First, Google acquired a startup called DNNresearch, snapping up some of the world’s foremost experts in a burgeoning field of artificial intelligence known as deep learning. Then it shelled out $400 million for a secretive deep learning startup called DeepMind. Much like Facebook, Microsoft, and others, Google sees deep learning as the future of AI on the web, a better way of handling everything from voice and image recognition to language translation.
But there’s one notable deep learning company that Google hasn’t yet bought. It’s called Clarifai, and it may remain as an independent operation. Clarifai, you see, wants to open up some of the deep learning secrets used by Google, Facebook, and other companies and share them with the rest of the world.
Clarifai specializes in using deep learning algorithms for visual search. In short, it’s building software that will help you find photos—whether they’re on your mobile phone, a dating website, or on a corporate network—and it will sell this software to all sorts of other companies that want to roll it into their own online services. “We’re interested in making search through images simple,” says founder Matthew Zeiler, a 27-year-old researcher, fresh out of New York University’s computer science PhD program.
Last year, along with NYU Professor Rob Fergus, Zeiler won a key image recognition test in a closely watched artificial intelligence competition called ImageNet. Fergus was soon snatched up by Facebook, and the big tech companies wanted to hire Zeiler too. But he had other plans.
Over the past few years, there’s been a major-league talent grab going on in the world of deep learning, which relies on computer models that simulate the way information is processed by the human brain. In addition to Fergus, Facebook hired another well-known academic named Yann LeCun. Baidu picked up Stanford’s Andrew Ng, and Apple is building out a team too. The technology has already improved Android’s voice recognition and helped Microsoft create a futuristic live voice translation system called Skype Translate. But Zeiler thinks that many others could benefit from deep learning.
The trouble is, unless you have the money to hire your own deep learning experts, it can be hard to get the technology just right. The really difficult part is building learning models—essentially algorithms for processing all of the visual data—that work quickly across many different types of images. “To train these models is more of an art than a science,” says Zeiler. “It takes a lot of years of experience.” That’s where Clarifai comes in. Zieler has spent the past five years working with two of the biggest names in the field on this kind of learning model: Geoff Hinton—now at Google—and Facebook’s Yann LeCun.

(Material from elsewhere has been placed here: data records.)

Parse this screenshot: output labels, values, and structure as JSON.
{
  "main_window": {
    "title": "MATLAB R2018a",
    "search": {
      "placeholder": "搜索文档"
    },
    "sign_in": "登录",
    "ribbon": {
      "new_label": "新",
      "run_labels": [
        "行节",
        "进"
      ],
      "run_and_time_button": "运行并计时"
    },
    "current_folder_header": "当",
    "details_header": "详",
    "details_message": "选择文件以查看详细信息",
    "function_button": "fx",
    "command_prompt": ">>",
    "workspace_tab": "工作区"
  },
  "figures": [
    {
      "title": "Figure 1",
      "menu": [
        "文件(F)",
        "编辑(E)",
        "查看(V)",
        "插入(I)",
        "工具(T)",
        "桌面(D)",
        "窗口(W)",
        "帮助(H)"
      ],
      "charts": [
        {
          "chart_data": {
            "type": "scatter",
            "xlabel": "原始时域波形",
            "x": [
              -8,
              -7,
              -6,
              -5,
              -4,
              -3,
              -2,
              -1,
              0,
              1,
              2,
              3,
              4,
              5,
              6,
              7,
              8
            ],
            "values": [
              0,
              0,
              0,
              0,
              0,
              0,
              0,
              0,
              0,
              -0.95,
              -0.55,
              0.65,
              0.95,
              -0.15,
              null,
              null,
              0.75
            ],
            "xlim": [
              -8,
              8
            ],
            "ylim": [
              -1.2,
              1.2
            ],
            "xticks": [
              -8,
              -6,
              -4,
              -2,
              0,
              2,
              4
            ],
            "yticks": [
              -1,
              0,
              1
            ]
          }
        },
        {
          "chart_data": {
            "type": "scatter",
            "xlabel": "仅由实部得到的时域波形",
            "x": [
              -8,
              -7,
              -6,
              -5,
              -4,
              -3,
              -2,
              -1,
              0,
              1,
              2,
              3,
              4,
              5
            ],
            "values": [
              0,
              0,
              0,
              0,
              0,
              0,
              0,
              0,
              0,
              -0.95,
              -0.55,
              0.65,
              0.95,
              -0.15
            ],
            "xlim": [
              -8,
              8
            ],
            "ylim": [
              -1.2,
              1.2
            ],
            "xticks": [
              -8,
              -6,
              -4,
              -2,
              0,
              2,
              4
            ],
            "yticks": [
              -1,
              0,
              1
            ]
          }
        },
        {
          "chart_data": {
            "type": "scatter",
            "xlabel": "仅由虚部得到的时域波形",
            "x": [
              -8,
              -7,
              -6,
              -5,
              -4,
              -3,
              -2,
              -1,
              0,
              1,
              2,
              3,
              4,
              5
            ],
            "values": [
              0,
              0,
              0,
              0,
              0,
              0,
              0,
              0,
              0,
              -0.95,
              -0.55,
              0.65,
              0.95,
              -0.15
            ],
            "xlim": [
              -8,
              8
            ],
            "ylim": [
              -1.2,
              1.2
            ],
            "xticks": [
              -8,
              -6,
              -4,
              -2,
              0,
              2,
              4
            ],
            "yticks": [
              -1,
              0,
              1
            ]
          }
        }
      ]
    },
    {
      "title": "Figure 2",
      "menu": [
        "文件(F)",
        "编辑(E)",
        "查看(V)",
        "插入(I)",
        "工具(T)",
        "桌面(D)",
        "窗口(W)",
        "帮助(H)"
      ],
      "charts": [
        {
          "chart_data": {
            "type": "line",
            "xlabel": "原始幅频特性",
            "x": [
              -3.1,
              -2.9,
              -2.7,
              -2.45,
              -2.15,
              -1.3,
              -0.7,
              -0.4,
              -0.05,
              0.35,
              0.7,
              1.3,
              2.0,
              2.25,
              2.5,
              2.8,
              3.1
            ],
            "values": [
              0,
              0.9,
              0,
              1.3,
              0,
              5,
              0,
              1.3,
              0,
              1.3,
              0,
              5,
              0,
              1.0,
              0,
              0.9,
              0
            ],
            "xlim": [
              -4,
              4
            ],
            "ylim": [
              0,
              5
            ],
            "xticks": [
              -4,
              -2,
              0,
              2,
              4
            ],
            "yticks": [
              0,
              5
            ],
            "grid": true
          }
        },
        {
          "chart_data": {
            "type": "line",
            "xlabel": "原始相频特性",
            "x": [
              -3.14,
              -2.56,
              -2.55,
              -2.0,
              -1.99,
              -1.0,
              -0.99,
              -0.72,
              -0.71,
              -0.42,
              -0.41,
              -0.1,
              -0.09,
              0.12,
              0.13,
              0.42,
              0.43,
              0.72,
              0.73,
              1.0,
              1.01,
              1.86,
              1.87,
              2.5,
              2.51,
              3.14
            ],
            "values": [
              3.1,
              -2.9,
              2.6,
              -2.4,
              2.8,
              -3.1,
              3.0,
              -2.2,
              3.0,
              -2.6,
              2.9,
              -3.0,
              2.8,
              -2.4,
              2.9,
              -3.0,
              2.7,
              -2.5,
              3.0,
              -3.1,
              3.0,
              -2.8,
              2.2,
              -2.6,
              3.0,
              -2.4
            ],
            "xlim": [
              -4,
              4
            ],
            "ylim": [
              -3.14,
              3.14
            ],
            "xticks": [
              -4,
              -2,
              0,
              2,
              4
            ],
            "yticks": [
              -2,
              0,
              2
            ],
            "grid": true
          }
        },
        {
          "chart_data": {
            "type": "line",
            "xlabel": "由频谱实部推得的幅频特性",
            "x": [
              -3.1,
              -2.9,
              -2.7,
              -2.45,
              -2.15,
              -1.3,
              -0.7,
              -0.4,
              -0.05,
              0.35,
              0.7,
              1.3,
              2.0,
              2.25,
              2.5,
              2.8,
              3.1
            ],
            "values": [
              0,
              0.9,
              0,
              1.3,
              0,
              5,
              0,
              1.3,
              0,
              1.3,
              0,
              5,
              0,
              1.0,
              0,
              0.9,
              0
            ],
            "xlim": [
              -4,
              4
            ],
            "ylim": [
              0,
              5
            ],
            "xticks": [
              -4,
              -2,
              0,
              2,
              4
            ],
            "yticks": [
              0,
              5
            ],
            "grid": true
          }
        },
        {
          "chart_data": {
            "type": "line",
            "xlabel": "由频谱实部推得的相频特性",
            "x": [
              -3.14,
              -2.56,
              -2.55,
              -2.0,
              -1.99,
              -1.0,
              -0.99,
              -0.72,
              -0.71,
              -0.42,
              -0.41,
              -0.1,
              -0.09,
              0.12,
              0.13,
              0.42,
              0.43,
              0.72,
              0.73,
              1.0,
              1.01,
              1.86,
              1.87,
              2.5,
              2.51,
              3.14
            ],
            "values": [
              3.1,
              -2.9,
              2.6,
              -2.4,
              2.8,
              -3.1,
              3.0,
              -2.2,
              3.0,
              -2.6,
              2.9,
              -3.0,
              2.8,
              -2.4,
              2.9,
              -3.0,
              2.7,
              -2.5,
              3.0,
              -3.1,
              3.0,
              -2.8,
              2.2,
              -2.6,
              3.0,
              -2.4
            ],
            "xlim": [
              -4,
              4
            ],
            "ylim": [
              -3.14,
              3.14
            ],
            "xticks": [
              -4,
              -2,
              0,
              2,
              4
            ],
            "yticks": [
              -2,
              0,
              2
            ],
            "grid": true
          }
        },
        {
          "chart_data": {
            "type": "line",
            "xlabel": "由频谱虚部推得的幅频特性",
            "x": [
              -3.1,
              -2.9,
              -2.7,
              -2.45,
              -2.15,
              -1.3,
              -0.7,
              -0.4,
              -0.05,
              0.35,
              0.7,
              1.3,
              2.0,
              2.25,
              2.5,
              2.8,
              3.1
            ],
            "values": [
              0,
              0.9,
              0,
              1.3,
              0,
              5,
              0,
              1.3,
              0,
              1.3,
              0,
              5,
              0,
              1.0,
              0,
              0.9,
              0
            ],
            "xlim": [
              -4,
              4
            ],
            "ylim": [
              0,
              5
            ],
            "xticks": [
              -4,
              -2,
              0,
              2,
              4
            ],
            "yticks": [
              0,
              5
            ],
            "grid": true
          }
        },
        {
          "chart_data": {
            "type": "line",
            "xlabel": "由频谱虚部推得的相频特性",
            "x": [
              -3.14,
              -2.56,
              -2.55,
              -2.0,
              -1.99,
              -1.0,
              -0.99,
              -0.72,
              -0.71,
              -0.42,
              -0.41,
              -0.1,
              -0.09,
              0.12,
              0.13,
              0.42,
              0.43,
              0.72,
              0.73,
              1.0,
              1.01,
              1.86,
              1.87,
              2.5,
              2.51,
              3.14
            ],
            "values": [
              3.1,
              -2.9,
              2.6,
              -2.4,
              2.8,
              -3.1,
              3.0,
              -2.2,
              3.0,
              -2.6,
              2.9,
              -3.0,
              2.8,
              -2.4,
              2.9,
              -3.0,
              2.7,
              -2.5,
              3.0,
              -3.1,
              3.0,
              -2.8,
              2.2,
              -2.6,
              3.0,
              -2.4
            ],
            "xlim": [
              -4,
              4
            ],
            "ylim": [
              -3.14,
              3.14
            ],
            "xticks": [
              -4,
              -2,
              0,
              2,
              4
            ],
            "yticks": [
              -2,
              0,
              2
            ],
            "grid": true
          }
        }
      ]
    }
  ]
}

The idea is that you can upload an image to the Clarifai software, and it will figure out what’s in your picture and offer you more of the same. “It’s really defining your search in a visual way—not just in a text way,” says Zeiler.
This could make Clarifai’s software appealing to businesses that own a large number of photographs but don’t yet have a good way to search through them. “The number of images and videos coming online is increasing,” says Max Krohn, a co-founder of the dating web site OKCupid. “So something has to make sense of all of that. And this idea that you just upload to Google and let them take care of that, it’s good for consumers, but it’s not good for enterprise or for some commerce plays.” Krohn became an angel investor in Clarifai after checking out Zieler’s image searching demo late last year. Another investor: Google Ventures.
Clarifai is developing an application program interface, or API, that will let software developers access its image search technology over the net. The company plans on licensing its software to corporate users—stock image companies, for example– and it also wants to build a consumer-grade app that could index and search the photos on your phone, much like Google’s Photos app. Zeiler thinks it could be useful in e-commerce and targeted advertising too. “Let’s say that you’re walking down the street and you want to buy that dress that you see on some girl,” he says. “Take a shot of it and we can instantly match it on all of the online stores.”
If you think that sounds like something that Google, Facebook, and even Amazon might be interested in, you’re right. But Clarifai is not yet ready to get “serious about acquisitions,” Zeiler says. For now, he’s focused on other things. “We really want to get something out there that users are going to be able to use and benefit from.”